▸ **Task to carry out**
Please give every record below again exactly, and keep the pictures out.

*** Opening of Material supplied ***

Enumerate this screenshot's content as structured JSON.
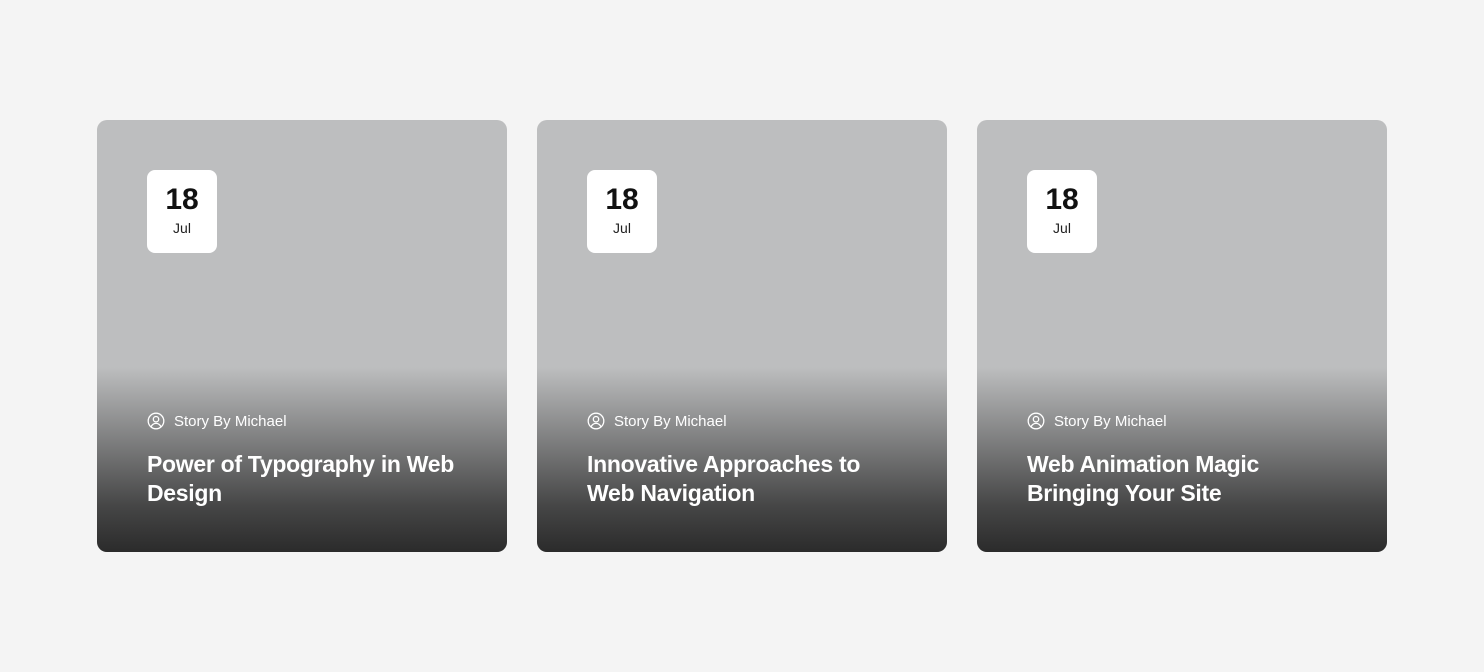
{
  "cards": [
    {
      "date_day": "18",
      "date_month": "Jul",
      "author_icon": "user-circle-icon",
      "author_label": "Story By Michael",
      "title": "Power of Typography in Web Design"
    },
    {
      "date_day": "18",
      "date_month": "Jul",
      "author_icon": "user-circle-icon",
      "author_label": "Story By Michael",
      "title": "Innovative Approaches to Web Navigation"
    },
    {
      "date_day": "18",
      "date_month": "Jul",
      "author_icon": "user-circle-icon",
      "author_label": "Story By Michael",
      "title": "Web Animation Magic Bringing Your Site"
    }
  ],
  "colors": {
    "page_background": "#f4f4f4",
    "card_background": "#bdbebf",
    "badge_background": "#ffffff",
    "text_light": "#ffffff",
    "text_dark": "#111111"
  }
}
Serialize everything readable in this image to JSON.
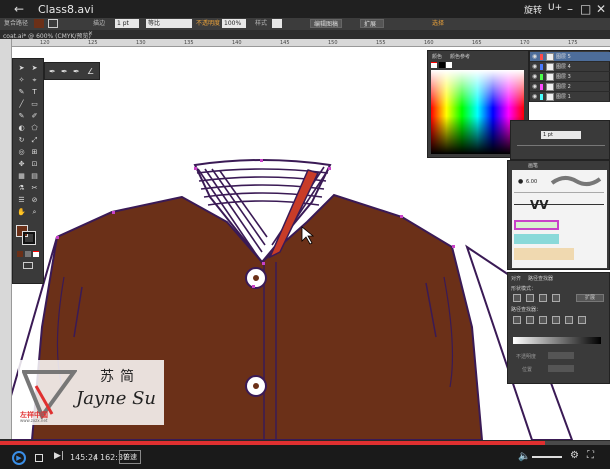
{
  "player": {
    "title": "Class8.avi",
    "menu_right": "旋转",
    "menu_right2": "U+",
    "time_current": "145:24",
    "time_separator": "/",
    "time_total": "162:37",
    "speed_button": "倍速",
    "progress": 0.893
  },
  "control_bar": {
    "object_type": "复合路径",
    "stroke_label": "描边",
    "stroke_value": "1 pt",
    "brush_label": "等比",
    "opacity_label": "不透明度",
    "opacity_value": "100%",
    "style_label": "样式",
    "btn_edit": "编辑图稿",
    "btn_extend": "扩展",
    "btn_select": "选择"
  },
  "document": {
    "tab_label": "coat.ai* @ 600% (CMYK/预览)",
    "ruler_ticks": [
      "120",
      "125",
      "130",
      "135",
      "140",
      "145",
      "150",
      "155",
      "160",
      "165",
      "170",
      "175"
    ]
  },
  "color_panel": {
    "tab_color": "颜色",
    "tab_guide": "颜色参考"
  },
  "layers_panel": {
    "layers": [
      {
        "name": "图层 5",
        "color": "#ff4a4a",
        "active": true
      },
      {
        "name": "图层 4",
        "color": "#4a7aff",
        "active": false
      },
      {
        "name": "图层 3",
        "color": "#4aff4a",
        "active": false
      },
      {
        "name": "图层 2",
        "color": "#ff4aff",
        "active": false
      },
      {
        "name": "图层 1",
        "color": "#4affff",
        "active": false
      }
    ]
  },
  "transform_panel": {
    "value": "1 pt"
  },
  "brush_panel": {
    "tab": "画笔",
    "size_value": "6.00"
  },
  "pathfinder_panel": {
    "tab_align": "对齐",
    "tab_pathfinder": "路径查找器",
    "shape_modes_label": "形状模式：",
    "expand_button": "扩展",
    "pathfinders_label": "路径查找器：",
    "opacity_label": "不透明度",
    "position_label": "位置"
  },
  "watermark": {
    "name_cn": "苏简",
    "name_en": "Jayne Su",
    "brand": "左祥中国",
    "brand_url": "www.zxzx.net"
  },
  "colors": {
    "jacket": "#6b3018",
    "collar_stripe": "#c83c28",
    "accent_red": "#e03030"
  }
}
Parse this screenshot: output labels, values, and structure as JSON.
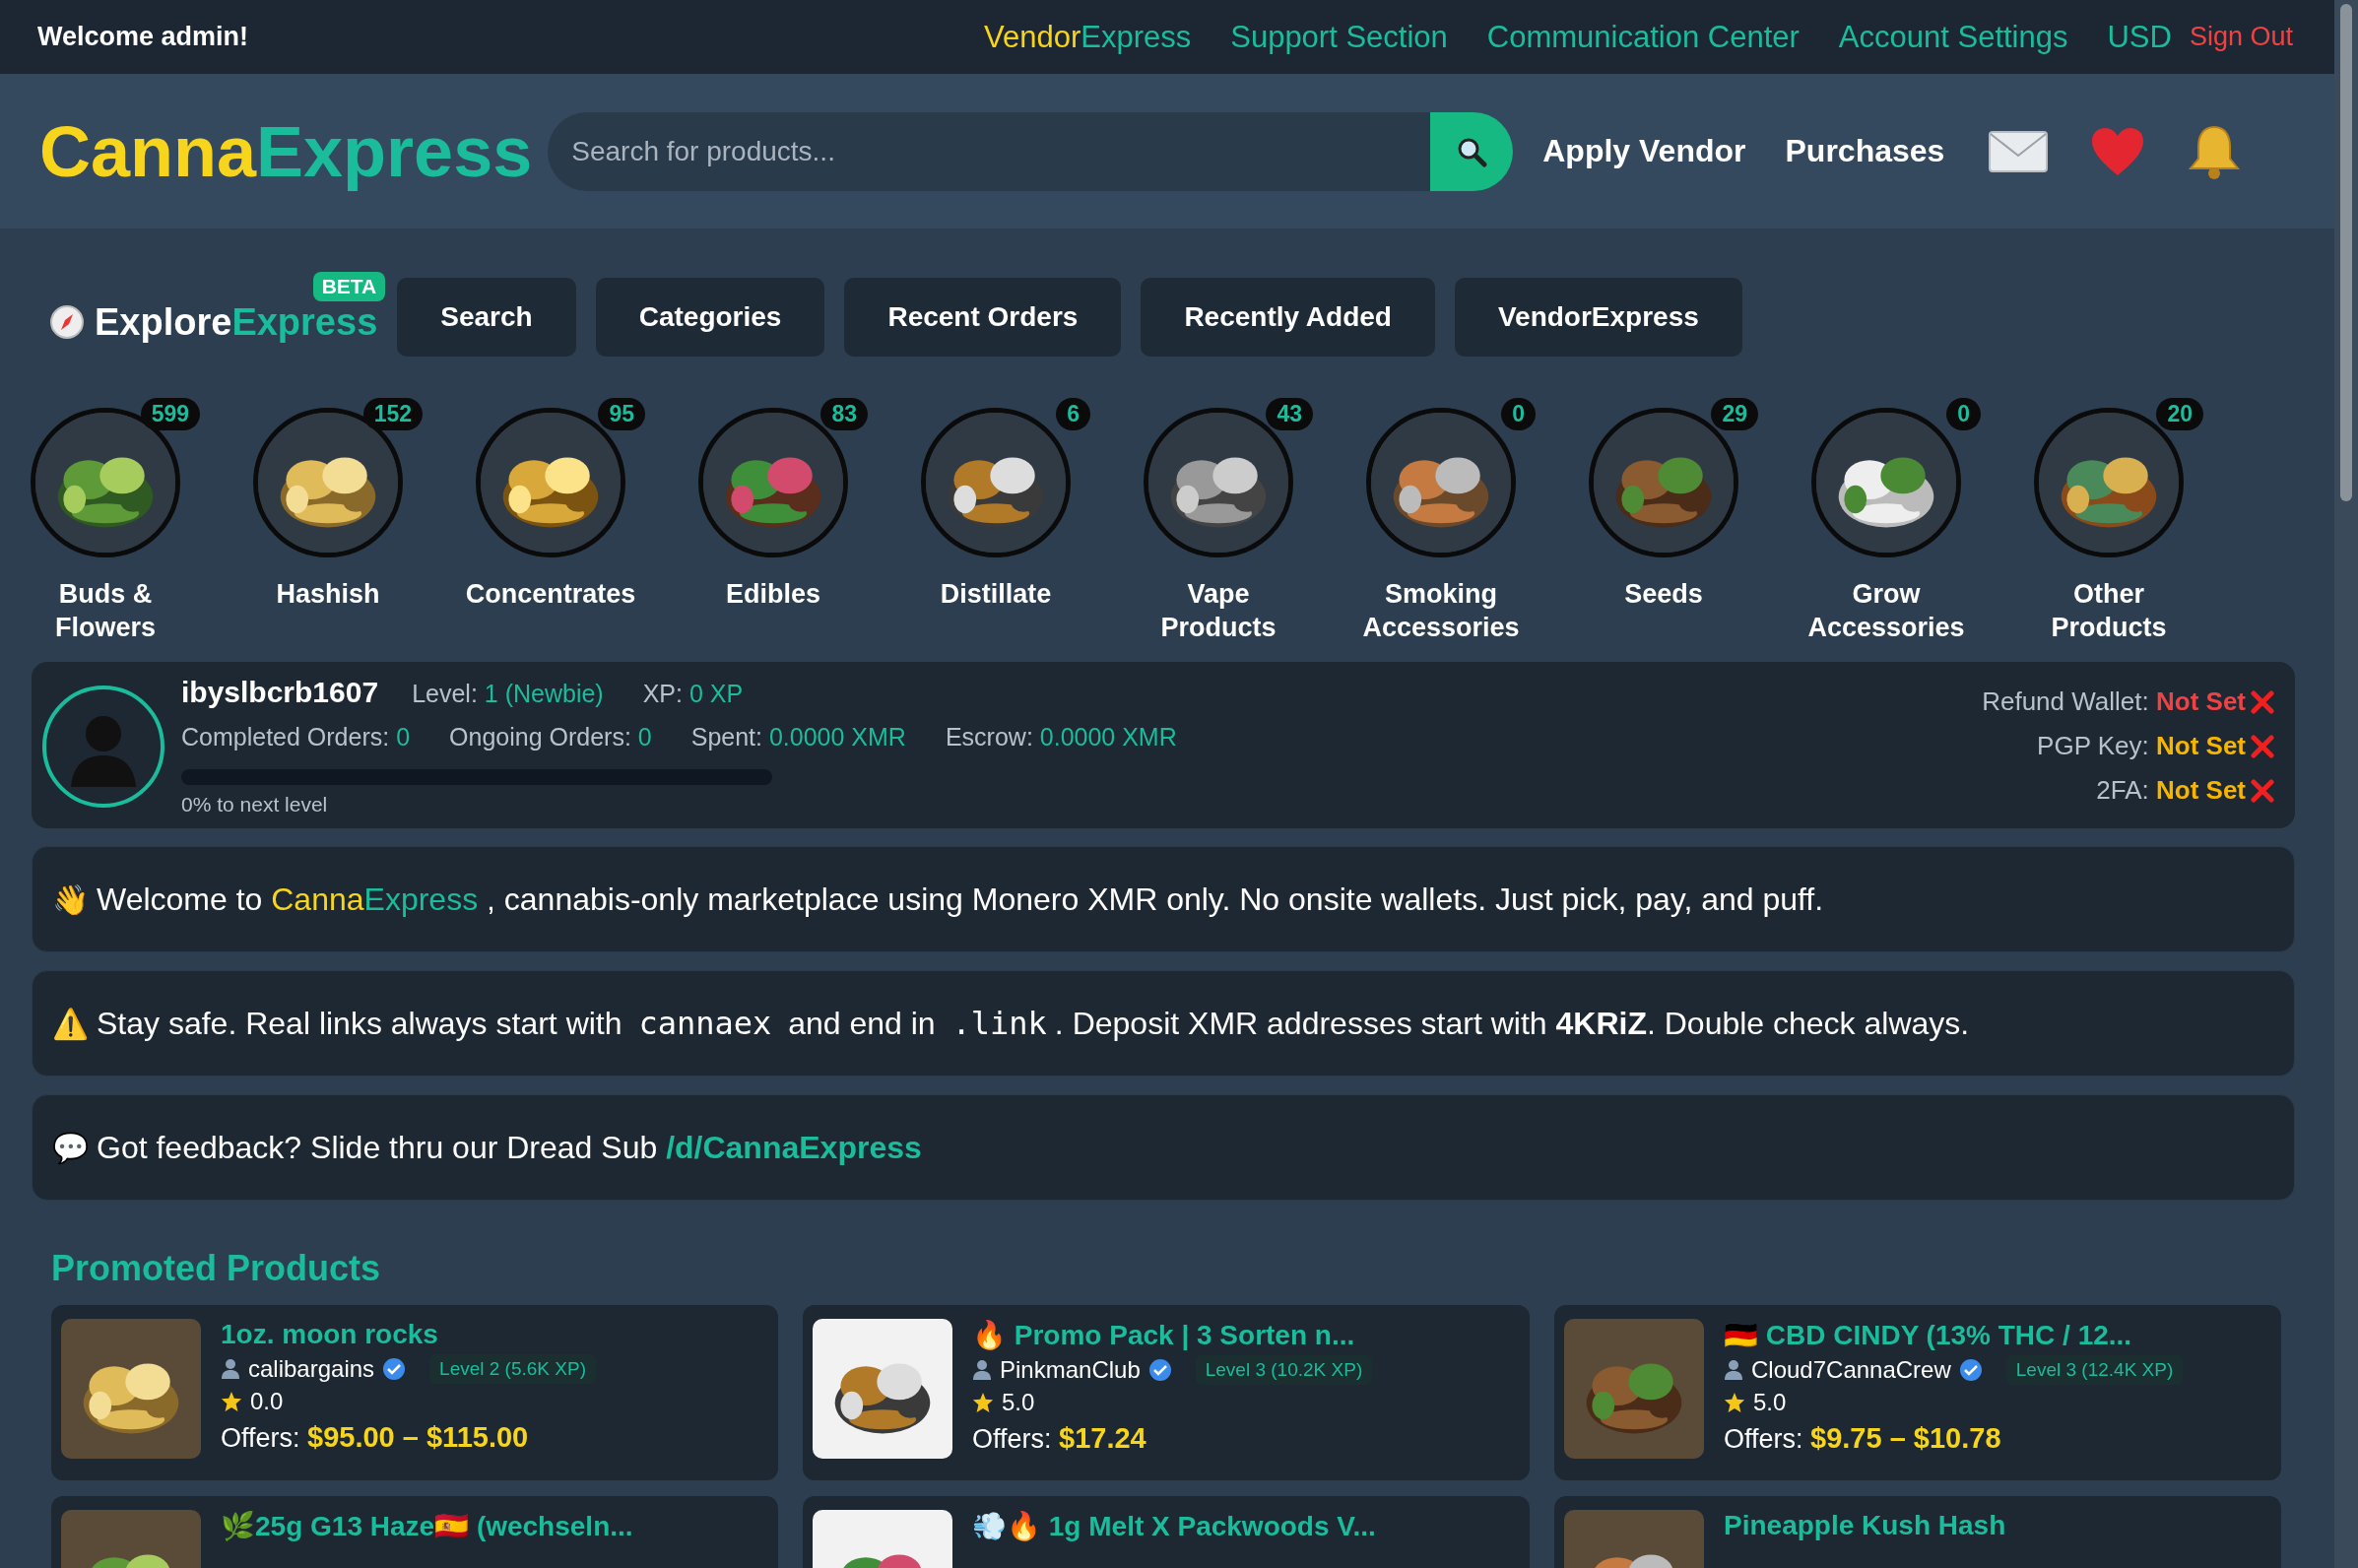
{
  "top_bar": {
    "welcome": "Welcome admin!",
    "links": [
      {
        "kind": "brand",
        "parts": [
          "Vendor",
          "Express"
        ]
      },
      {
        "kind": "link",
        "label": "Support Section"
      },
      {
        "kind": "link",
        "label": "Communication Center"
      },
      {
        "kind": "link",
        "label": "Account Settings"
      },
      {
        "kind": "link",
        "label": "USD"
      },
      {
        "kind": "signout",
        "label": "Sign Out"
      }
    ]
  },
  "header": {
    "logo": [
      "Canna",
      "Express"
    ],
    "search": {
      "placeholder": "Search for products..."
    },
    "links": [
      "Apply Vendor",
      "Purchases"
    ]
  },
  "explore": {
    "logo": [
      "Explore",
      "Express"
    ],
    "badge": "BETA",
    "buttons": [
      "Search",
      "Categories",
      "Recent Orders",
      "Recently Added",
      "VendorExpress"
    ]
  },
  "categories": [
    {
      "label": "Buds &\nFlowers",
      "count": "599"
    },
    {
      "label": "Hashish",
      "count": "152"
    },
    {
      "label": "Concentrates",
      "count": "95"
    },
    {
      "label": "Edibles",
      "count": "83"
    },
    {
      "label": "Distillate",
      "count": "6"
    },
    {
      "label": "Vape\nProducts",
      "count": "43"
    },
    {
      "label": "Smoking\nAccessories",
      "count": "0"
    },
    {
      "label": "Seeds",
      "count": "29"
    },
    {
      "label": "Grow\nAccessories",
      "count": "0"
    },
    {
      "label": "Other\nProducts",
      "count": "20"
    }
  ],
  "profile": {
    "username": "ibyslbcrb1607",
    "level_stats": [
      {
        "label": "Level:",
        "value": "1 (Newbie)"
      },
      {
        "label": "XP:",
        "value": "0 XP"
      }
    ],
    "order_stats": [
      {
        "label": "Completed Orders:",
        "value": "0"
      },
      {
        "label": "Ongoing Orders:",
        "value": "0"
      },
      {
        "label": "Spent:",
        "value": "0.0000 XMR"
      },
      {
        "label": "Escrow:",
        "value": "0.0000 XMR"
      }
    ],
    "progress": {
      "level": 0,
      "caption": "0% to next level"
    },
    "security": [
      {
        "label": "Refund Wallet:",
        "value": "Not Set",
        "color": "#ef4343",
        "set": false
      },
      {
        "label": "PGP Key:",
        "value": "Not Set",
        "color": "#f7b500",
        "set": false
      },
      {
        "label": "2FA:",
        "value": "Not Set",
        "color": "#f7b500",
        "set": false
      }
    ]
  },
  "banners": [
    {
      "icon": "👋",
      "segments": [
        {
          "kind": "text",
          "text": "Welcome to "
        },
        {
          "kind": "yellow",
          "text": "Canna"
        },
        {
          "kind": "green",
          "text": "Express"
        },
        {
          "kind": "text",
          "text": " , cannabis-only marketplace using Monero XMR only. No onsite wallets. Just pick, pay, and puff."
        }
      ]
    },
    {
      "icon": "⚠️",
      "segments": [
        {
          "kind": "text",
          "text": "Stay safe. Real links always start with "
        },
        {
          "kind": "code",
          "text": "cannaex"
        },
        {
          "kind": "text",
          "text": " and end in "
        },
        {
          "kind": "code",
          "text": ".link"
        },
        {
          "kind": "text",
          "text": ". Deposit XMR addresses start with "
        },
        {
          "kind": "bold",
          "text": "4KRiZ"
        },
        {
          "kind": "text",
          "text": ". Double check always."
        }
      ]
    },
    {
      "icon": "💬",
      "segments": [
        {
          "kind": "text",
          "text": "Got feedback? Slide thru our Dread Sub "
        },
        {
          "kind": "link",
          "text": "/d/CannaExpress"
        }
      ]
    }
  ],
  "promoted": {
    "title": "Promoted Products",
    "products": [
      {
        "title": "1oz. moon rocks",
        "vendor": "calibargains",
        "level": "Level 2 (5.6K XP)",
        "rating": "0.0",
        "offers_label": "Offers:",
        "price": "$95.00 – $115.00"
      },
      {
        "title": "🔥 Promo Pack | 3 Sorten n...",
        "vendor": "PinkmanClub",
        "level": "Level 3 (10.2K XP)",
        "rating": "5.0",
        "offers_label": "Offers:",
        "price": "$17.24"
      },
      {
        "title": "🇩🇪 CBD CINDY (13% THC / 12...",
        "vendor": "Cloud7CannaCrew",
        "level": "Level 3 (12.4K XP)",
        "rating": "5.0",
        "offers_label": "Offers:",
        "price": "$9.75 – $10.78"
      },
      {
        "title": "🌿25g G13 Haze🇪🇸 (wechseln..."
      },
      {
        "title": "💨🔥 1g Melt X Packwoods V..."
      },
      {
        "title": "Pineapple Kush Hash"
      }
    ]
  }
}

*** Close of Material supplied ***

▸ **Problem solution**
Enumerate this screenshot's content as structured JSON.
{
  "cards": [
    {
      "date_day": "18",
      "date_month": "Jul",
      "author_icon": "user-circle-icon",
      "author_label": "Story By Michael",
      "title": "Power of Typography in Web Design"
    },
    {
      "date_day": "18",
      "date_month": "Jul",
      "author_icon": "user-circle-icon",
      "author_label": "Story By Michael",
      "title": "Innovative Approaches to Web Navigation"
    },
    {
      "date_day": "18",
      "date_month": "Jul",
      "author_icon": "user-circle-icon",
      "author_label": "Story By Michael",
      "title": "Web Animation Magic Bringing Your Site"
    }
  ],
  "colors": {
    "page_background": "#f4f4f4",
    "card_background": "#bdbebf",
    "badge_background": "#ffffff",
    "text_light": "#ffffff",
    "text_dark": "#111111"
  }
}
Serialize everything readable in this image to JSON.
{
  "player": {
    "title": "Class8.avi",
    "menu_right": "旋转",
    "menu_right2": "U+",
    "time_current": "145:24",
    "time_separator": "/",
    "time_total": "162:37",
    "speed_button": "倍速",
    "progress": 0.893
  },
  "control_bar": {
    "object_type": "复合路径",
    "stroke_label": "描边",
    "stroke_value": "1 pt",
    "brush_label": "等比",
    "opacity_label": "不透明度",
    "opacity_value": "100%",
    "style_label": "样式",
    "btn_edit": "编辑图稿",
    "btn_extend": "扩展",
    "btn_select": "选择"
  },
  "document": {
    "tab_label": "coat.ai* @ 600% (CMYK/预览)",
    "ruler_ticks": [
      "120",
      "125",
      "130",
      "135",
      "140",
      "145",
      "150",
      "155",
      "160",
      "165",
      "170",
      "175"
    ]
  },
  "color_panel": {
    "tab_color": "颜色",
    "tab_guide": "颜色参考"
  },
  "layers_panel": {
    "layers": [
      {
        "name": "图层 5",
        "color": "#ff4a4a",
        "active": true
      },
      {
        "name": "图层 4",
        "color": "#4a7aff",
        "active": false
      },
      {
        "name": "图层 3",
        "color": "#4aff4a",
        "active": false
      },
      {
        "name": "图层 2",
        "color": "#ff4aff",
        "active": false
      },
      {
        "name": "图层 1",
        "color": "#4affff",
        "active": false
      }
    ]
  },
  "transform_panel": {
    "value": "1 pt"
  },
  "brush_panel": {
    "tab": "画笔",
    "size_value": "6.00"
  },
  "pathfinder_panel": {
    "tab_align": "对齐",
    "tab_pathfinder": "路径查找器",
    "shape_modes_label": "形状模式：",
    "expand_button": "扩展",
    "pathfinders_label": "路径查找器：",
    "opacity_label": "不透明度",
    "position_label": "位置"
  },
  "watermark": {
    "name_cn": "苏简",
    "name_en": "Jayne Su",
    "brand": "左祥中国",
    "brand_url": "www.zxzx.net"
  },
  "colors": {
    "jacket": "#6b3018",
    "collar_stripe": "#c83c28",
    "accent_red": "#e03030"
  }
}
Parse this screenshot: output labels, values, and structure as JSON.
{
  "top_bar": {
    "welcome": "Welcome admin!",
    "links": [
      {
        "kind": "brand",
        "parts": [
          "Vendor",
          "Express"
        ]
      },
      {
        "kind": "link",
        "label": "Support Section"
      },
      {
        "kind": "link",
        "label": "Communication Center"
      },
      {
        "kind": "link",
        "label": "Account Settings"
      },
      {
        "kind": "link",
        "label": "USD"
      },
      {
        "kind": "signout",
        "label": "Sign Out"
      }
    ]
  },
  "header": {
    "logo": [
      "Canna",
      "Express"
    ],
    "search": {
      "placeholder": "Search for products..."
    },
    "links": [
      "Apply Vendor",
      "Purchases"
    ]
  },
  "explore": {
    "logo": [
      "Explore",
      "Express"
    ],
    "badge": "BETA",
    "buttons": [
      "Search",
      "Categories",
      "Recent Orders",
      "Recently Added",
      "VendorExpress"
    ]
  },
  "categories": [
    {
      "label": "Buds &\nFlowers",
      "count": "599"
    },
    {
      "label": "Hashish",
      "count": "152"
    },
    {
      "label": "Concentrates",
      "count": "95"
    },
    {
      "label": "Edibles",
      "count": "83"
    },
    {
      "label": "Distillate",
      "count": "6"
    },
    {
      "label": "Vape\nProducts",
      "count": "43"
    },
    {
      "label": "Smoking\nAccessories",
      "count": "0"
    },
    {
      "label": "Seeds",
      "count": "29"
    },
    {
      "label": "Grow\nAccessories",
      "count": "0"
    },
    {
      "label": "Other\nProducts",
      "count": "20"
    }
  ],
  "profile": {
    "username": "ibyslbcrb1607",
    "level_stats": [
      {
        "label": "Level:",
        "value": "1 (Newbie)"
      },
      {
        "label": "XP:",
        "value": "0 XP"
      }
    ],
    "order_stats": [
      {
        "label": "Completed Orders:",
        "value": "0"
      },
      {
        "label": "Ongoing Orders:",
        "value": "0"
      },
      {
        "label": "Spent:",
        "value": "0.0000 XMR"
      },
      {
        "label": "Escrow:",
        "value": "0.0000 XMR"
      }
    ],
    "progress": {
      "level": 0,
      "caption": "0% to next level"
    },
    "security": [
      {
        "label": "Refund Wallet:",
        "value": "Not Set",
        "color": "#ef4343",
        "set": false
      },
      {
        "label": "PGP Key:",
        "value": "Not Set",
        "color": "#f7b500",
        "set": false
      },
      {
        "label": "2FA:",
        "value": "Not Set",
        "color": "#f7b500",
        "set": false
      }
    ]
  },
  "banners": [
    {
      "icon": "👋",
      "segments": [
        {
          "kind": "text",
          "text": "Welcome to "
        },
        {
          "kind": "yellow",
          "text": "Canna"
        },
        {
          "kind": "green",
          "text": "Express"
        },
        {
          "kind": "text",
          "text": " , cannabis-only marketplace using Monero XMR only. No onsite wallets. Just pick, pay, and puff."
        }
      ]
    },
    {
      "icon": "⚠️",
      "segments": [
        {
          "kind": "text",
          "text": "Stay safe. Real links always start with "
        },
        {
          "kind": "code",
          "text": "cannaex"
        },
        {
          "kind": "text",
          "text": " and end in "
        },
        {
          "kind": "code",
          "text": ".link"
        },
        {
          "kind": "text",
          "text": ". Deposit XMR addresses start with "
        },
        {
          "kind": "bold",
          "text": "4KRiZ"
        },
        {
          "kind": "text",
          "text": ". Double check always."
        }
      ]
    },
    {
      "icon": "💬",
      "segments": [
        {
          "kind": "text",
          "text": "Got feedback? Slide thru our Dread Sub "
        },
        {
          "kind": "link",
          "text": "/d/CannaExpress"
        }
      ]
    }
  ],
  "promoted": {
    "title": "Promoted Products",
    "products": [
      {
        "title": "1oz. moon rocks",
        "vendor": "calibargains",
        "level": "Level 2 (5.6K XP)",
        "rating": "0.0",
        "offers_label": "Offers:",
        "price": "$95.00 – $115.00"
      },
      {
        "title": "🔥 Promo Pack | 3 Sorten n...",
        "vendor": "PinkmanClub",
        "level": "Level 3 (10.2K XP)",
        "rating": "5.0",
        "offers_label": "Offers:",
        "price": "$17.24"
      },
      {
        "title": "🇩🇪 CBD CINDY (13% THC / 12...",
        "vendor": "Cloud7CannaCrew",
        "level": "Level 3 (12.4K XP)",
        "rating": "5.0",
        "offers_label": "Offers:",
        "price": "$9.75 – $10.78"
      },
      {
        "title": "🌿25g G13 Haze🇪🇸 (wechseln..."
      },
      {
        "title": "💨🔥 1g Melt X Packwoods V..."
      },
      {
        "title": "Pineapple Kush Hash"
      }
    ]
  }
}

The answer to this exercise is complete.